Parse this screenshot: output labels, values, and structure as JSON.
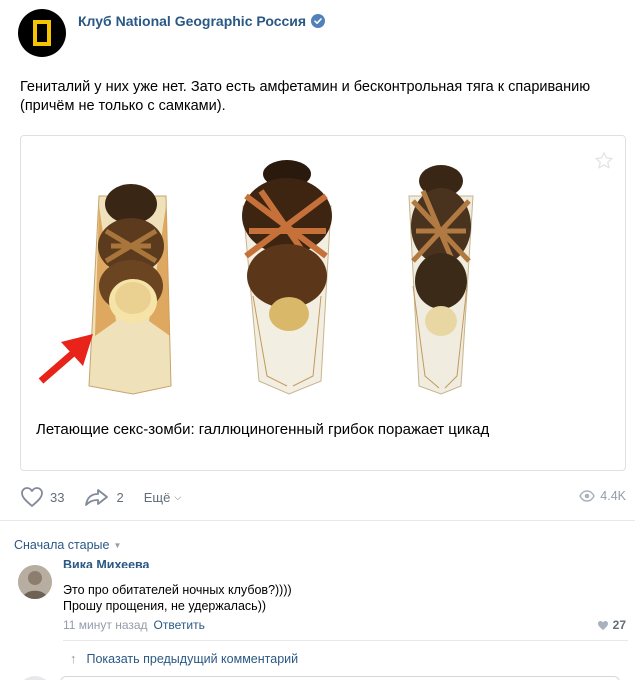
{
  "post": {
    "author": "Клуб National Geographic Россия",
    "text": "Гениталий у них уже нет. Зато есть амфетамин и бесконтрольная тяга к спариванию (причём не только с самками).",
    "link_card": {
      "title": "Летающие секс-зомби: галлюциногенный грибок поражает цикад"
    },
    "actions": {
      "likes": "33",
      "shares": "2",
      "more": "Ещё",
      "views": "4.4K"
    }
  },
  "comments": {
    "sort_label": "Сначала старые",
    "items": [
      {
        "author": "Вика Михеева",
        "line1": "Это про обитателей ночных клубов?))))",
        "line2": "Прошу прощения, не удержалась))",
        "time": "11 минут назад",
        "reply": "Ответить",
        "likes": "27"
      }
    ],
    "show_previous": "Показать предыдущий комментарий"
  },
  "colors": {
    "link": "#2a5885",
    "muted": "#939ca8",
    "accent_arrow": "#e8241a"
  }
}
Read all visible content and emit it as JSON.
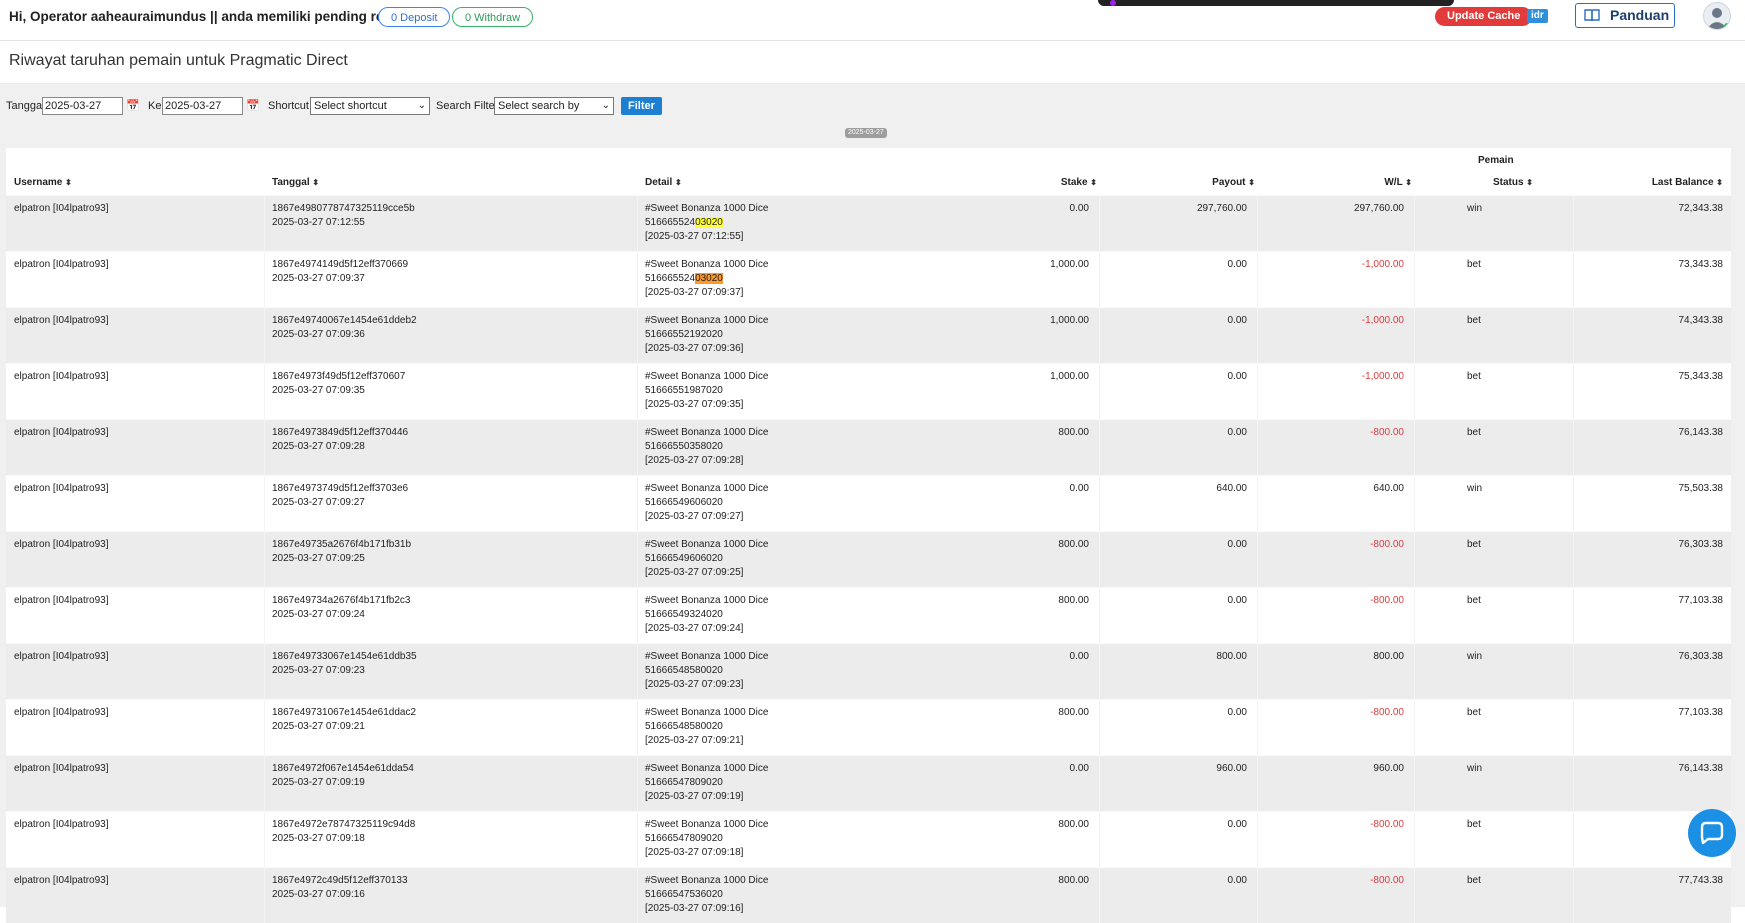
{
  "header": {
    "greeting": "Hi, Operator aaheauraimundus || anda memiliki pending request:",
    "deposit_pill": "0 Deposit",
    "withdraw_pill": "0 Withdraw",
    "update_cache": "Update Cache",
    "currency_badge": "idr",
    "panduan": "Panduan"
  },
  "page_title": "Riwayat taruhan pemain untuk Pragmatic Direct",
  "filters": {
    "tanggal_label": "Tanggal",
    "from_date": "2025-03-27",
    "to_label": "Ke",
    "to_date": "2025-03-27",
    "shortcut_label": "Shortcut:",
    "shortcut_value": "Select shortcut",
    "search_label": "Search Filter:",
    "search_value": "Select search by",
    "filter_button": "Filter"
  },
  "date_chip": "2025-03-27",
  "table": {
    "group_header": "Pemain",
    "columns": [
      "Username",
      "Tanggal",
      "Detail",
      "Stake",
      "Payout",
      "W/L",
      "Status",
      "Last Balance"
    ],
    "rows": [
      {
        "user": "elpatron [I04lpatro93]",
        "id": "1867e4980778747325119cce5b",
        "time": "2025-03-27 07:12:55",
        "game": "#Sweet Bonanza 1000 Dice",
        "round_a": "516665524",
        "round_b": "03020",
        "dtime": "[2025-03-27 07:12:55]",
        "stake": "0.00",
        "payout": "297,760.00",
        "wl": "297,760.00",
        "status": "win",
        "balance": "72,343.38"
      },
      {
        "user": "elpatron [I04lpatro93]",
        "id": "1867e4974149d5f12eff370669",
        "time": "2025-03-27 07:09:37",
        "game": "#Sweet Bonanza 1000 Dice",
        "round_a": "516665524",
        "round_b": "03020",
        "dtime": "[2025-03-27 07:09:37]",
        "stake": "1,000.00",
        "payout": "0.00",
        "wl": "-1,000.00",
        "status": "bet",
        "balance": "73,343.38"
      },
      {
        "user": "elpatron [I04lpatro93]",
        "id": "1867e49740067e1454e61ddeb2",
        "time": "2025-03-27 07:09:36",
        "game": "#Sweet Bonanza 1000 Dice",
        "round_a": "51666552192020",
        "round_b": "",
        "dtime": "[2025-03-27 07:09:36]",
        "stake": "1,000.00",
        "payout": "0.00",
        "wl": "-1,000.00",
        "status": "bet",
        "balance": "74,343.38"
      },
      {
        "user": "elpatron [I04lpatro93]",
        "id": "1867e4973f49d5f12eff370607",
        "time": "2025-03-27 07:09:35",
        "game": "#Sweet Bonanza 1000 Dice",
        "round_a": "51666551987020",
        "round_b": "",
        "dtime": "[2025-03-27 07:09:35]",
        "stake": "1,000.00",
        "payout": "0.00",
        "wl": "-1,000.00",
        "status": "bet",
        "balance": "75,343.38"
      },
      {
        "user": "elpatron [I04lpatro93]",
        "id": "1867e4973849d5f12eff370446",
        "time": "2025-03-27 07:09:28",
        "game": "#Sweet Bonanza 1000 Dice",
        "round_a": "51666550358020",
        "round_b": "",
        "dtime": "[2025-03-27 07:09:28]",
        "stake": "800.00",
        "payout": "0.00",
        "wl": "-800.00",
        "status": "bet",
        "balance": "76,143.38"
      },
      {
        "user": "elpatron [I04lpatro93]",
        "id": "1867e4973749d5f12eff3703e6",
        "time": "2025-03-27 07:09:27",
        "game": "#Sweet Bonanza 1000 Dice",
        "round_a": "51666549606020",
        "round_b": "",
        "dtime": "[2025-03-27 07:09:27]",
        "stake": "0.00",
        "payout": "640.00",
        "wl": "640.00",
        "status": "win",
        "balance": "75,503.38"
      },
      {
        "user": "elpatron [I04lpatro93]",
        "id": "1867e49735a2676f4b171fb31b",
        "time": "2025-03-27 07:09:25",
        "game": "#Sweet Bonanza 1000 Dice",
        "round_a": "51666549606020",
        "round_b": "",
        "dtime": "[2025-03-27 07:09:25]",
        "stake": "800.00",
        "payout": "0.00",
        "wl": "-800.00",
        "status": "bet",
        "balance": "76,303.38"
      },
      {
        "user": "elpatron [I04lpatro93]",
        "id": "1867e49734a2676f4b171fb2c3",
        "time": "2025-03-27 07:09:24",
        "game": "#Sweet Bonanza 1000 Dice",
        "round_a": "51666549324020",
        "round_b": "",
        "dtime": "[2025-03-27 07:09:24]",
        "stake": "800.00",
        "payout": "0.00",
        "wl": "-800.00",
        "status": "bet",
        "balance": "77,103.38"
      },
      {
        "user": "elpatron [I04lpatro93]",
        "id": "1867e49733067e1454e61ddb35",
        "time": "2025-03-27 07:09:23",
        "game": "#Sweet Bonanza 1000 Dice",
        "round_a": "51666548580020",
        "round_b": "",
        "dtime": "[2025-03-27 07:09:23]",
        "stake": "0.00",
        "payout": "800.00",
        "wl": "800.00",
        "status": "win",
        "balance": "76,303.38"
      },
      {
        "user": "elpatron [I04lpatro93]",
        "id": "1867e49731067e1454e61ddac2",
        "time": "2025-03-27 07:09:21",
        "game": "#Sweet Bonanza 1000 Dice",
        "round_a": "51666548580020",
        "round_b": "",
        "dtime": "[2025-03-27 07:09:21]",
        "stake": "800.00",
        "payout": "0.00",
        "wl": "-800.00",
        "status": "bet",
        "balance": "77,103.38"
      },
      {
        "user": "elpatron [I04lpatro93]",
        "id": "1867e4972f067e1454e61dda54",
        "time": "2025-03-27 07:09:19",
        "game": "#Sweet Bonanza 1000 Dice",
        "round_a": "51666547809020",
        "round_b": "",
        "dtime": "[2025-03-27 07:09:19]",
        "stake": "0.00",
        "payout": "960.00",
        "wl": "960.00",
        "status": "win",
        "balance": "76,143.38"
      },
      {
        "user": "elpatron [I04lpatro93]",
        "id": "1867e4972e78747325119c94d8",
        "time": "2025-03-27 07:09:18",
        "game": "#Sweet Bonanza 1000 Dice",
        "round_a": "51666547809020",
        "round_b": "",
        "dtime": "[2025-03-27 07:09:18]",
        "stake": "800.00",
        "payout": "0.00",
        "wl": "-800.00",
        "status": "bet",
        "balance": "76,9"
      },
      {
        "user": "elpatron [I04lpatro93]",
        "id": "1867e4972c49d5f12eff370133",
        "time": "2025-03-27 07:09:16",
        "game": "#Sweet Bonanza 1000 Dice",
        "round_a": "51666547536020",
        "round_b": "",
        "dtime": "[2025-03-27 07:09:16]",
        "stake": "800.00",
        "payout": "0.00",
        "wl": "-800.00",
        "status": "bet",
        "balance": "77,743.38"
      }
    ]
  },
  "colors": {
    "negative": "#e03a3a",
    "accent": "#1d7fd1",
    "cache_red": "#e23b3b",
    "hl_yellow": "#ffff33",
    "hl_orange": "#ff9a2a"
  },
  "icons": [
    "calendar-icon",
    "sort-icon",
    "book-icon",
    "user-avatar-icon",
    "chat-icon"
  ]
}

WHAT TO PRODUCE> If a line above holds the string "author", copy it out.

ANSWER FOR THE TASK>
    "author": "Клуб National Geographic Россия",
        "author": "Вика Михеева",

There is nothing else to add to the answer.